Jaunt’s content largely centers around short experiences that place viewers in the space of the narrative, and it’s easy to imagine Jaunt jumping into Disney’s rich IP library to bring new stories, characters and spaces into the VR fold. Likewise, Disney — which has long-been involved in developing immersive experiences (like popular theme park attraction Soarin’, for example) — will almost definitely be presented with new VR opportunities for experiential tie-ins with its films and television shows. It may even open the door to theme park experiences outside of the theme parks themselves. (Because why should anyone have to wait until summer vacation to ride Space Mountain, ya know?)

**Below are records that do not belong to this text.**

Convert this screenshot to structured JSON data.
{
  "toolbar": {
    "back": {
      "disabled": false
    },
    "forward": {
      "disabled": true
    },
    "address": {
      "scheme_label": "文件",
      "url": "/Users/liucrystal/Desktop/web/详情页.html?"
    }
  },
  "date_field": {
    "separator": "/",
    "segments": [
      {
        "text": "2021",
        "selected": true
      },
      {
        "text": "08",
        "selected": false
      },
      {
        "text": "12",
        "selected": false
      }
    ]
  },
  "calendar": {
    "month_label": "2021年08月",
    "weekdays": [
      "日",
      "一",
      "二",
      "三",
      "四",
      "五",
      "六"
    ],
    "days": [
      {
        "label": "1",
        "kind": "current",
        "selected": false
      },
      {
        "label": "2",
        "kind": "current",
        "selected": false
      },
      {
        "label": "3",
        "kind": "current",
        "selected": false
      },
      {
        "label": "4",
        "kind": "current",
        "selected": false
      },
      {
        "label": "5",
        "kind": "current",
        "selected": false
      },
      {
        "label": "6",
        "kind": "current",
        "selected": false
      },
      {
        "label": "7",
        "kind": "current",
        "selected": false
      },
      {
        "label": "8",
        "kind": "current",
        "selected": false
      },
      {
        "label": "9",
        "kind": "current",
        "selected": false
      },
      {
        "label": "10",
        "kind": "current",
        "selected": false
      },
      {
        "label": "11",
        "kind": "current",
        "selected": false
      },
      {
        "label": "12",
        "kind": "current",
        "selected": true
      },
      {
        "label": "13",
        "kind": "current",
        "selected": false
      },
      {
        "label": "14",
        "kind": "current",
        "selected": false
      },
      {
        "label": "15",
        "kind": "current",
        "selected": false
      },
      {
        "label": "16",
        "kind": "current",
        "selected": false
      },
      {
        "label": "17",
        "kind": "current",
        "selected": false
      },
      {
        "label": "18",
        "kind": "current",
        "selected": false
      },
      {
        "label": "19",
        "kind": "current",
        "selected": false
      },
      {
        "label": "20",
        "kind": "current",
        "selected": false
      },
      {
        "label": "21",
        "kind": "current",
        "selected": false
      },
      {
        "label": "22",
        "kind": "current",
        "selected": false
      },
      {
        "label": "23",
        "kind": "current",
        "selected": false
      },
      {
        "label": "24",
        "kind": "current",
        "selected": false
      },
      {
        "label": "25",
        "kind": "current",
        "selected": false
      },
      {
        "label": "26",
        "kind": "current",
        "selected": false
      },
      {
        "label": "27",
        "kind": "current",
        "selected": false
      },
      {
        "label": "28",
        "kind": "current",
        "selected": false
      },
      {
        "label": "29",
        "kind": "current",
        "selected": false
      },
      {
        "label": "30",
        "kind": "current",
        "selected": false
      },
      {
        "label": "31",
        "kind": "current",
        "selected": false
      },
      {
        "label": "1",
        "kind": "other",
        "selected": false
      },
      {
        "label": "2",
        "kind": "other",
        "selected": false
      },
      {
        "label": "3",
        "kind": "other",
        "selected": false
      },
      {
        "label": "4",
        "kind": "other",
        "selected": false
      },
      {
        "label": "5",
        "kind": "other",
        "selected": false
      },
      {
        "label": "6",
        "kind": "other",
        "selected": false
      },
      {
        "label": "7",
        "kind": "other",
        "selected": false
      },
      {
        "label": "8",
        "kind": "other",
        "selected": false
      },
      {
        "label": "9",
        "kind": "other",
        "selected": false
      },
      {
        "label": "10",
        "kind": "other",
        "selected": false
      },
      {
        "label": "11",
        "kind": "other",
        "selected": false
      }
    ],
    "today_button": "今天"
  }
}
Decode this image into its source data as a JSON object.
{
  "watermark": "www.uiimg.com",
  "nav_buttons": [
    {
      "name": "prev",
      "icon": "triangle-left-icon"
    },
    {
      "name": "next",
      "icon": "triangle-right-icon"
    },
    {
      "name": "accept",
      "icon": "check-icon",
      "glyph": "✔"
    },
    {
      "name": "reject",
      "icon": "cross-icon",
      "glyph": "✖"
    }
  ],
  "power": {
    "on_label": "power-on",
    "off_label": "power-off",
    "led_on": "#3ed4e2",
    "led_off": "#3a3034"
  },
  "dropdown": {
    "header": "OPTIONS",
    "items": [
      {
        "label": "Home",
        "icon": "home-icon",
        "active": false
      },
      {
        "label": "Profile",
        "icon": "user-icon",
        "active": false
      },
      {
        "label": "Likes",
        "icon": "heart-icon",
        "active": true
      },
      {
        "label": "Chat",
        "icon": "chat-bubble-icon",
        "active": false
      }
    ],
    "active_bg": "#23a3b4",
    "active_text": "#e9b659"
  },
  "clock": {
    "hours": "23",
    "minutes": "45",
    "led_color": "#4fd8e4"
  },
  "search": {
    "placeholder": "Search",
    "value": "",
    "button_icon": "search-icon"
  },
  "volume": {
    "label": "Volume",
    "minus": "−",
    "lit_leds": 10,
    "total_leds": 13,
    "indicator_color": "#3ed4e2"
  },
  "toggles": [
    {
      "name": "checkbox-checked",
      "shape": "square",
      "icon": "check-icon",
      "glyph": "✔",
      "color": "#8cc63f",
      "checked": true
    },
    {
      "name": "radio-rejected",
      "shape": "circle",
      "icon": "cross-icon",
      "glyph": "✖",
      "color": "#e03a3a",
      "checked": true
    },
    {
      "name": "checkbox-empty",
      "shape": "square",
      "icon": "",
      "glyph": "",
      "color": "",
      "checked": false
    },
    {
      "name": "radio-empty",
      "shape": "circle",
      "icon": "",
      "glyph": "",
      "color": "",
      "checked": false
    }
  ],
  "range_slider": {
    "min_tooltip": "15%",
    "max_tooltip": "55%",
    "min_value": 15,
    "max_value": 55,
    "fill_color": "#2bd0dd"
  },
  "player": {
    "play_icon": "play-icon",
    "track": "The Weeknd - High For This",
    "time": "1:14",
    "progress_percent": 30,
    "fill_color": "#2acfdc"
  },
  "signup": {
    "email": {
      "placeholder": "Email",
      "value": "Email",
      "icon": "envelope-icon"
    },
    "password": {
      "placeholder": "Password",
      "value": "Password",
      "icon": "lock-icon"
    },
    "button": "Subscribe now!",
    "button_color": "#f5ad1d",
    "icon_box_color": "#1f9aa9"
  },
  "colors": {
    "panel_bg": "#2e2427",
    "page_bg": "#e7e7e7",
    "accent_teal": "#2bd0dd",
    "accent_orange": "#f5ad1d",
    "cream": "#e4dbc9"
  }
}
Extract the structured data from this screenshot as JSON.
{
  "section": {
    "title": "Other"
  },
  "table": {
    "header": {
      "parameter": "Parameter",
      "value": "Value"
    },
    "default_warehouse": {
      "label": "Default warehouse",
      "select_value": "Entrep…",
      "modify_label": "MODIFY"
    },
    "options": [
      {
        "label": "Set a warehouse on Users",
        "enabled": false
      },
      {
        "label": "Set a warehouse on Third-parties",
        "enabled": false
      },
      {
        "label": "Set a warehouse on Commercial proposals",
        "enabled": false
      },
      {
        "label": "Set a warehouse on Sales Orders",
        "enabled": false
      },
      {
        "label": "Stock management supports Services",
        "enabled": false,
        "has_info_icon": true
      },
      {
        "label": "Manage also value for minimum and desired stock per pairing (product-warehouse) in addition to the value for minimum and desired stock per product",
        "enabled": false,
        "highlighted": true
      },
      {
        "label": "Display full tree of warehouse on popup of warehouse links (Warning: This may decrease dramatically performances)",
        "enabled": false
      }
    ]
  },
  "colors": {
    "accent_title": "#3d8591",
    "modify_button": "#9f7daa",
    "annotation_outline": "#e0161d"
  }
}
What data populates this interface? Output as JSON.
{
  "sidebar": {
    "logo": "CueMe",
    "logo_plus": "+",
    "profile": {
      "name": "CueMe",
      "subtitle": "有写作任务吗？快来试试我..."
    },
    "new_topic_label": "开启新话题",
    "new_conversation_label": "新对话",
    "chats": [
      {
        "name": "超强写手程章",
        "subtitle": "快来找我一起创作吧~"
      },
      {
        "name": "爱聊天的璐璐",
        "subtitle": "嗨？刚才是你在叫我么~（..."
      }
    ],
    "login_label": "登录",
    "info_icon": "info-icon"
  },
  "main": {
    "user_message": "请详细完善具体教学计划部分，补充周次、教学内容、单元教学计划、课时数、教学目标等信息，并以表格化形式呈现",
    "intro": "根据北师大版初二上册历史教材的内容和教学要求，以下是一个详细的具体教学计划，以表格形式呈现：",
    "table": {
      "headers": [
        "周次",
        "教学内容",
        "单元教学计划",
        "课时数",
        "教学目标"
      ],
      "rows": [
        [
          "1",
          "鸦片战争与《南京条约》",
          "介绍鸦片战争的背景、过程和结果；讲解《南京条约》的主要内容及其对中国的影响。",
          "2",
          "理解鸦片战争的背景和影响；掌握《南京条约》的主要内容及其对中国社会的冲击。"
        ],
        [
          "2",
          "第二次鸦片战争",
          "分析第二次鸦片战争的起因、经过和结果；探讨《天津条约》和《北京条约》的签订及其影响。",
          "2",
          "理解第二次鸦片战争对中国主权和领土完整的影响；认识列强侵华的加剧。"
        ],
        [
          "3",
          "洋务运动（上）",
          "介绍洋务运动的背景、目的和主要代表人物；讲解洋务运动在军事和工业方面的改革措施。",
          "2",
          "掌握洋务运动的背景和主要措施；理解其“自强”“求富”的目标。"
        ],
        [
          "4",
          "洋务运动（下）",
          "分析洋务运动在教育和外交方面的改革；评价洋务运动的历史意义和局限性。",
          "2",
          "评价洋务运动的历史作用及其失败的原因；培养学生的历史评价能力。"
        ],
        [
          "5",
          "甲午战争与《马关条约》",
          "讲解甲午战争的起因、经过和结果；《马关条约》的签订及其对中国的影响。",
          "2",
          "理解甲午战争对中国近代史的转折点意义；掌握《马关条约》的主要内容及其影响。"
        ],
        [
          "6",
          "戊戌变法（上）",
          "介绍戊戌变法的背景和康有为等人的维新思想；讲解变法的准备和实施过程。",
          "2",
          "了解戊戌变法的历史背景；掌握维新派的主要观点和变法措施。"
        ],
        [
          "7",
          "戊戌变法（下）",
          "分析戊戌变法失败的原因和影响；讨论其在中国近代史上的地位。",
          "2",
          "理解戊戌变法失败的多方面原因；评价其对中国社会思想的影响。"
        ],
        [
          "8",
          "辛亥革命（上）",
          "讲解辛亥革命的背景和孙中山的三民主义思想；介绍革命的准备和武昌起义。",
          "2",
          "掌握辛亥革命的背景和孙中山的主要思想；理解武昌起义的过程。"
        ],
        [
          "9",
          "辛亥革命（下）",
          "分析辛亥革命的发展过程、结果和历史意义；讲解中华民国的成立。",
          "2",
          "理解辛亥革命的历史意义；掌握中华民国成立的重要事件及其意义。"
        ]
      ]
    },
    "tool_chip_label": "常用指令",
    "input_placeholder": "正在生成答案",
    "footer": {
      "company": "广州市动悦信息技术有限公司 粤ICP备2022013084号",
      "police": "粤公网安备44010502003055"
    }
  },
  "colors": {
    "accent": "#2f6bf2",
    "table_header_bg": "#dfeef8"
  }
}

Involvement from fellow Jaunt investor the Madison Square Garden Company, on the other hand, could absolutely signal the intent to continue developing VR experiences around live events, such as the concert with Paul McCartney. Working with the Madison Square Garden Company (which includes MSG, The Beacon Theatre, Radio City Music Hall, the Chicago Theatre, and others) would certainly open up opportunities to capture live events and create experiences around stage productions.

Though Jaunt is heavily involved in what it calls “cinematic VR”, it’s important to keep in mind that feature-length VR experiences are still a ways off. However, Disney and the Madison Square Garden Company’s financial vote of confidence in Jaunt speaks volumes about the future of VR content. While we aren’t going to see a VR Pixar film anytime soon, it seems entirely likely that we’ll see more VR content stemming from the resources (IP and media partnerships) of its new investors.

Disney Movies Anywhere is coming to Walmart’s Vudu

Disney Movies Anywhere, the cloud locker service that recently expanded from iOS to Android, is coming to another major retailer: Disney CTO Jamie Voris announced at a company event in Los Angeles Friday that the service will launch with Walmart’s Vudu streaming service next Tuesday. This means that Vudu users who have linked their account with Disney Movies Anywhere will be able to access Disney titles they have previously bought via iTunes or Google Play through Vudu apps, and vice versa. Interestingly, Vudu is also the first retailer that has partnered with both Disney’s cloud locker and the Ultraviolet locker run by most other major studios.

DirecTV next in line to get internet TV rights from Disney

Looks like Dish’s (S DISH) internet TV deal with Disney (S DIS) may open the floodgates for news about similar arrangements: Reuters is reporting that DirecTV is in negotiations with Disney about also launching an internet-based TV service with programming from ABC and ESPN. DirecTV’s retransmission agreement with Disney is up soon, so the timing couldn’t be better.

Here’s what happens when a data scientist goes to Disney World

Mailchimp chief data scientist John Foreman came on the Structure Show this week to report on his recent trip to Disneyland. It turns out the Magic Kingdom does indeed use data to deliver a personalized experience — and we’re fine with it because it’s fun(ish).